__What to work on__: Read the lines below. Copy out any that hold the string "bold".

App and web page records
<<<<

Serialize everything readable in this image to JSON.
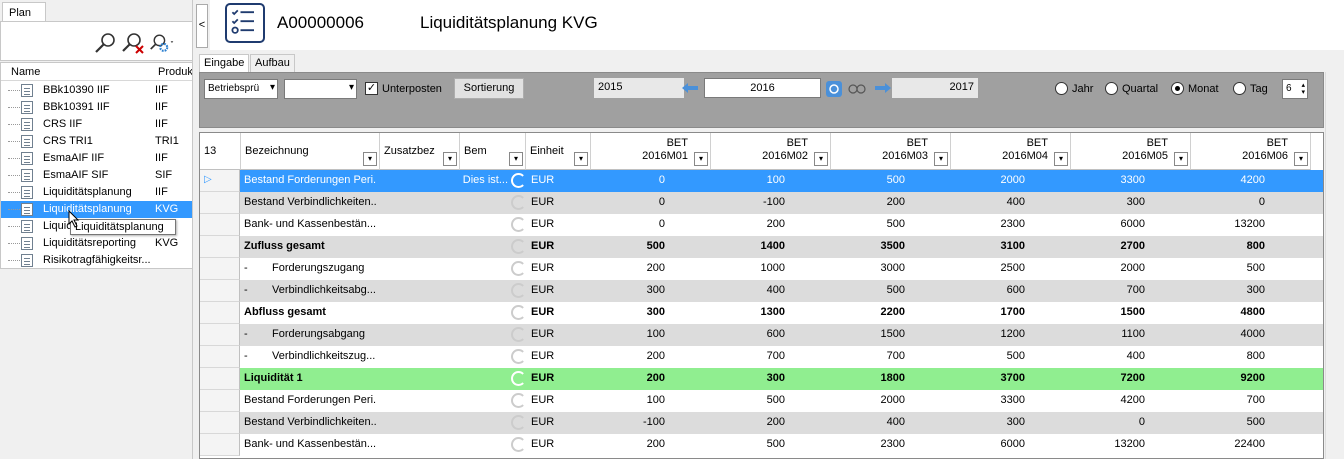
{
  "left": {
    "tab": "Plan",
    "columns": {
      "name": "Name",
      "product": "Produkt"
    },
    "items": [
      {
        "name": "BBk10390 IIF",
        "product": "IIF"
      },
      {
        "name": "BBk10391 IIF",
        "product": "IIF"
      },
      {
        "name": "CRS IIF",
        "product": "IIF"
      },
      {
        "name": "CRS TRI1",
        "product": "TRI1"
      },
      {
        "name": "EsmaAIF IIF",
        "product": "IIF"
      },
      {
        "name": "EsmaAIF SIF",
        "product": "SIF"
      },
      {
        "name": "Liquiditätsplanung",
        "product": "IIF"
      },
      {
        "name": "Liquiditätsplanung",
        "product": "KVG"
      },
      {
        "name": "Liquic",
        "product": ""
      },
      {
        "name": "Liquiditätsreporting",
        "product": "KVG"
      },
      {
        "name": "Risikotragfähigkeitsr...",
        "product": ""
      }
    ],
    "tooltip": "Liquiditätsplanung",
    "collapse": "<"
  },
  "header": {
    "code": "A00000006",
    "title": "Liquiditätsplanung KVG"
  },
  "tabs": {
    "eingabe": "Eingabe",
    "aufbau": "Aufbau"
  },
  "toolbar": {
    "combo1": "Betriebsprü",
    "combo2": "",
    "unterposten": "Unterposten",
    "sortierung": "Sortierung",
    "year_prev": "2015",
    "year_cur": "2016",
    "year_next": "2017",
    "radio": {
      "jahr": "Jahr",
      "quartal": "Quartal",
      "monat": "Monat",
      "tag": "Tag"
    },
    "spin": "6"
  },
  "grid": {
    "rowcount": "13",
    "headers": {
      "bez": "Bezeichnung",
      "zus": "Zusatzbez",
      "bem": "Bem",
      "einheit": "Einheit",
      "months": [
        {
          "l1": "BET",
          "l2": "2016M01"
        },
        {
          "l1": "BET",
          "l2": "2016M02"
        },
        {
          "l1": "BET",
          "l2": "2016M03"
        },
        {
          "l1": "BET",
          "l2": "2016M04"
        },
        {
          "l1": "BET",
          "l2": "2016M05"
        },
        {
          "l1": "BET",
          "l2": "2016M06"
        }
      ]
    },
    "rows": [
      {
        "marker": "",
        "bez": "Bestand Forderungen Peri...",
        "bem": "Dies ist...",
        "unit": "EUR",
        "vals": [
          "0",
          "100",
          "500",
          "2000",
          "3300",
          "4200"
        ],
        "style": "sel"
      },
      {
        "marker": "",
        "bez": "Bestand Verbindlichkeiten...",
        "bem": "",
        "unit": "EUR",
        "vals": [
          "0",
          "-100",
          "200",
          "400",
          "300",
          "0"
        ],
        "style": "alt"
      },
      {
        "marker": "",
        "bez": "Bank- und Kassenbestän...",
        "bem": "",
        "unit": "EUR",
        "vals": [
          "0",
          "200",
          "500",
          "2300",
          "6000",
          "13200"
        ],
        "style": ""
      },
      {
        "marker": "",
        "bez": "Zufluss gesamt",
        "bem": "",
        "unit": "EUR",
        "vals": [
          "500",
          "1400",
          "3500",
          "3100",
          "2700",
          "800"
        ],
        "style": "alt bold"
      },
      {
        "marker": "-",
        "bez": "Forderungszugang",
        "bem": "",
        "unit": "EUR",
        "vals": [
          "200",
          "1000",
          "3000",
          "2500",
          "2000",
          "500"
        ],
        "style": ""
      },
      {
        "marker": "-",
        "bez": "Verbindlichkeitsabg...",
        "bem": "",
        "unit": "EUR",
        "vals": [
          "300",
          "400",
          "500",
          "600",
          "700",
          "300"
        ],
        "style": "alt"
      },
      {
        "marker": "",
        "bez": "Abfluss gesamt",
        "bem": "",
        "unit": "EUR",
        "vals": [
          "300",
          "1300",
          "2200",
          "1700",
          "1500",
          "4800"
        ],
        "style": "bold"
      },
      {
        "marker": "-",
        "bez": "Forderungsabgang",
        "bem": "",
        "unit": "EUR",
        "vals": [
          "100",
          "600",
          "1500",
          "1200",
          "1100",
          "4000"
        ],
        "style": "alt"
      },
      {
        "marker": "-",
        "bez": "Verbindlichkeitszug...",
        "bem": "",
        "unit": "EUR",
        "vals": [
          "200",
          "700",
          "700",
          "500",
          "400",
          "800"
        ],
        "style": ""
      },
      {
        "marker": "",
        "bez": "Liquidität 1",
        "bem": "",
        "unit": "EUR",
        "vals": [
          "200",
          "300",
          "1800",
          "3700",
          "7200",
          "9200"
        ],
        "style": "green bold"
      },
      {
        "marker": "",
        "bez": "Bestand Forderungen Peri...",
        "bem": "",
        "unit": "EUR",
        "vals": [
          "100",
          "500",
          "2000",
          "3300",
          "4200",
          "700"
        ],
        "style": ""
      },
      {
        "marker": "",
        "bez": "Bestand Verbindlichkeiten...",
        "bem": "",
        "unit": "EUR",
        "vals": [
          "-100",
          "200",
          "400",
          "300",
          "0",
          "500"
        ],
        "style": "alt"
      },
      {
        "marker": "",
        "bez": "Bank- und Kassenbestän...",
        "bem": "",
        "unit": "EUR",
        "vals": [
          "200",
          "500",
          "2300",
          "6000",
          "13200",
          "22400"
        ],
        "style": ""
      }
    ]
  }
}
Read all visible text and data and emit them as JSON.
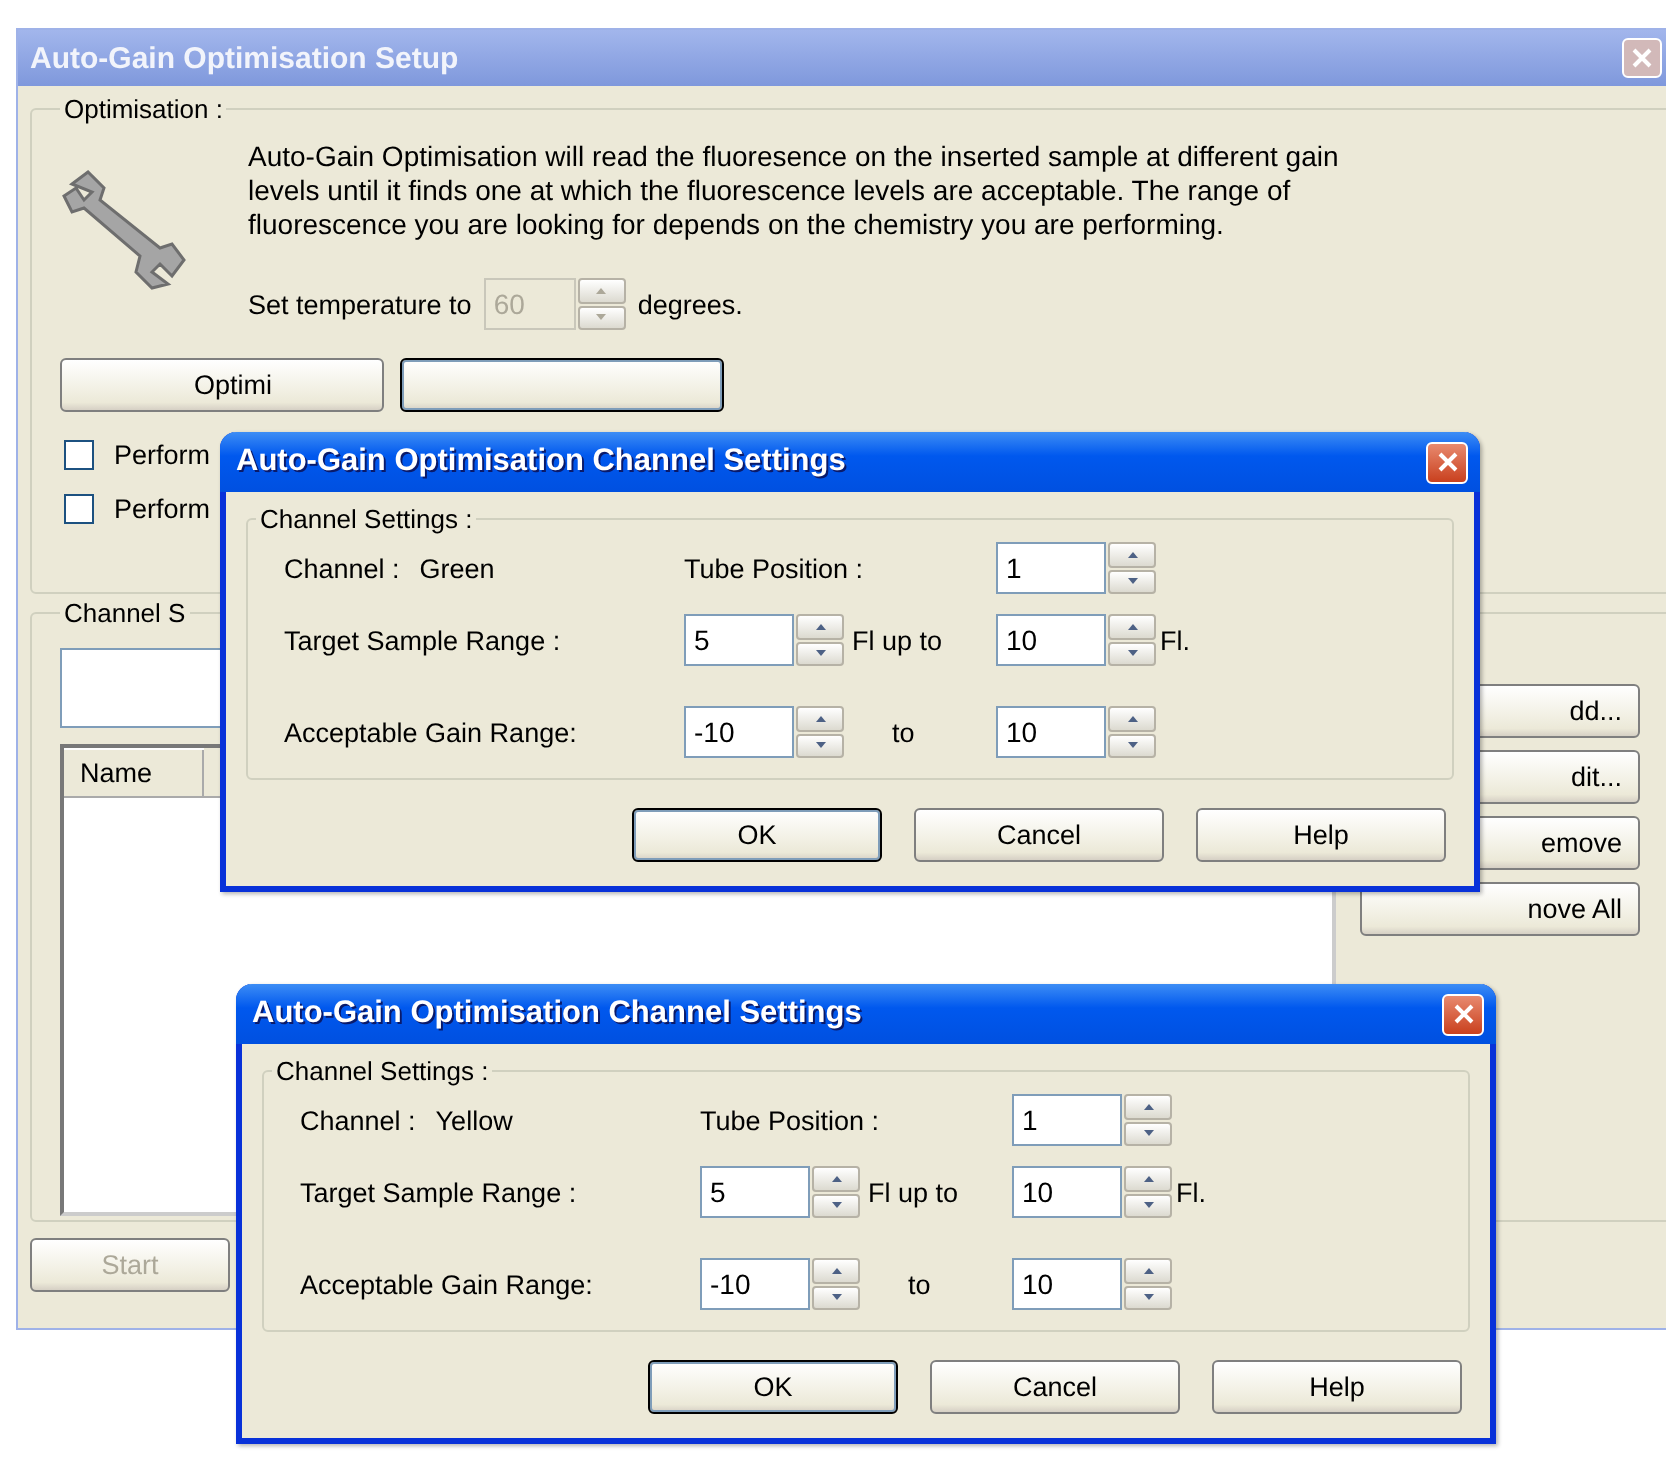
{
  "setup_window": {
    "title": "Auto-Gain Optimisation Setup",
    "optimisation": {
      "legend": "Optimisation :",
      "description": "Auto-Gain Optimisation will read the fluoresence on the inserted sample at different gain levels until it finds one at which the fluorescence levels are acceptable. The range of fluorescence you are looking for depends on the chemistry you are performing.",
      "temperature_label": "Set temperature to",
      "temperature": {
        "value": "60",
        "disabled": true
      },
      "temperature_unit": "degrees.",
      "buttons": [
        {
          "label": "Optimi"
        }
      ],
      "checkboxes": [
        {
          "label": "Perform",
          "checked": false
        },
        {
          "label": "Perform",
          "checked": false
        }
      ]
    },
    "channels": {
      "legend": "Channel S",
      "list_columns": [
        "Name"
      ],
      "side_buttons": [
        "dd...",
        "dit...",
        "emove",
        "nove All"
      ]
    },
    "start_button": {
      "label": "Start",
      "disabled": true
    }
  },
  "dialogs": [
    {
      "title": "Auto-Gain Optimisation Channel Settings",
      "legend": "Channel Settings :",
      "channel_label": "Channel :",
      "channel": "Green",
      "tube_label": "Tube Position :",
      "tube": "1",
      "target_label": "Target Sample Range :",
      "target_from": "5",
      "up_to": "Fl up to",
      "target_to": "10",
      "unit": "Fl.",
      "gain_label": "Acceptable Gain Range:",
      "gain_from": "-10",
      "gain_to_label": "to",
      "gain_to": "10",
      "buttons": [
        {
          "label": "OK",
          "default": true
        },
        {
          "label": "Cancel",
          "default": false
        },
        {
          "label": "Help",
          "default": false
        }
      ]
    },
    {
      "title": "Auto-Gain Optimisation Channel Settings",
      "legend": "Channel Settings :",
      "channel_label": "Channel :",
      "channel": "Yellow",
      "tube_label": "Tube Position :",
      "tube": "1",
      "target_label": "Target Sample Range :",
      "target_from": "5",
      "up_to": "Fl up to",
      "target_to": "10",
      "unit": "Fl.",
      "gain_label": "Acceptable Gain Range:",
      "gain_from": "-10",
      "gain_to_label": "to",
      "gain_to": "10",
      "buttons": [
        {
          "label": "OK",
          "default": true
        },
        {
          "label": "Cancel",
          "default": false
        },
        {
          "label": "Help",
          "default": false
        }
      ]
    }
  ]
}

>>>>

__Reply__:
        "style": "alt bold"
        "style": "bold"
        "style": "green bold"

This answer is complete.